What is being asked> Match on the string "description" in the entries below and return every matching line.
**** Provided data
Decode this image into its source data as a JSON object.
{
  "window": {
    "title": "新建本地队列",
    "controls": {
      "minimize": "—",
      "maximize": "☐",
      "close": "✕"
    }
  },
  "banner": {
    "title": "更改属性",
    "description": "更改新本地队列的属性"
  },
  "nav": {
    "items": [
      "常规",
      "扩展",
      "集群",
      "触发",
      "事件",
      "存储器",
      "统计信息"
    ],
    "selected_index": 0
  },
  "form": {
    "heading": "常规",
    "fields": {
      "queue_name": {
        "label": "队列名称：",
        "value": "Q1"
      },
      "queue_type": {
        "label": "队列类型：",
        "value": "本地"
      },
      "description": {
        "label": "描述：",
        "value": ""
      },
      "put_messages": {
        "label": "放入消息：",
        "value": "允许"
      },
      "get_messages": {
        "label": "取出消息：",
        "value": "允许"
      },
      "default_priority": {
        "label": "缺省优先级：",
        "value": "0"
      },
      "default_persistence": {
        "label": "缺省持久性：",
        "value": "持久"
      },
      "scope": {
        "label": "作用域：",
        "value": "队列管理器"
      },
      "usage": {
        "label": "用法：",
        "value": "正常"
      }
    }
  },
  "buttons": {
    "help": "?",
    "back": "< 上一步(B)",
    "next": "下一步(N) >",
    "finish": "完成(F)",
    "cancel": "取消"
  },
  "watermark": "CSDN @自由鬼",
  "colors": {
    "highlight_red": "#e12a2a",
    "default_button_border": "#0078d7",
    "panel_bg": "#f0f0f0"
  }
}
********
Exercise response>
    "description": "更改新本地队列的属性"
      "description": {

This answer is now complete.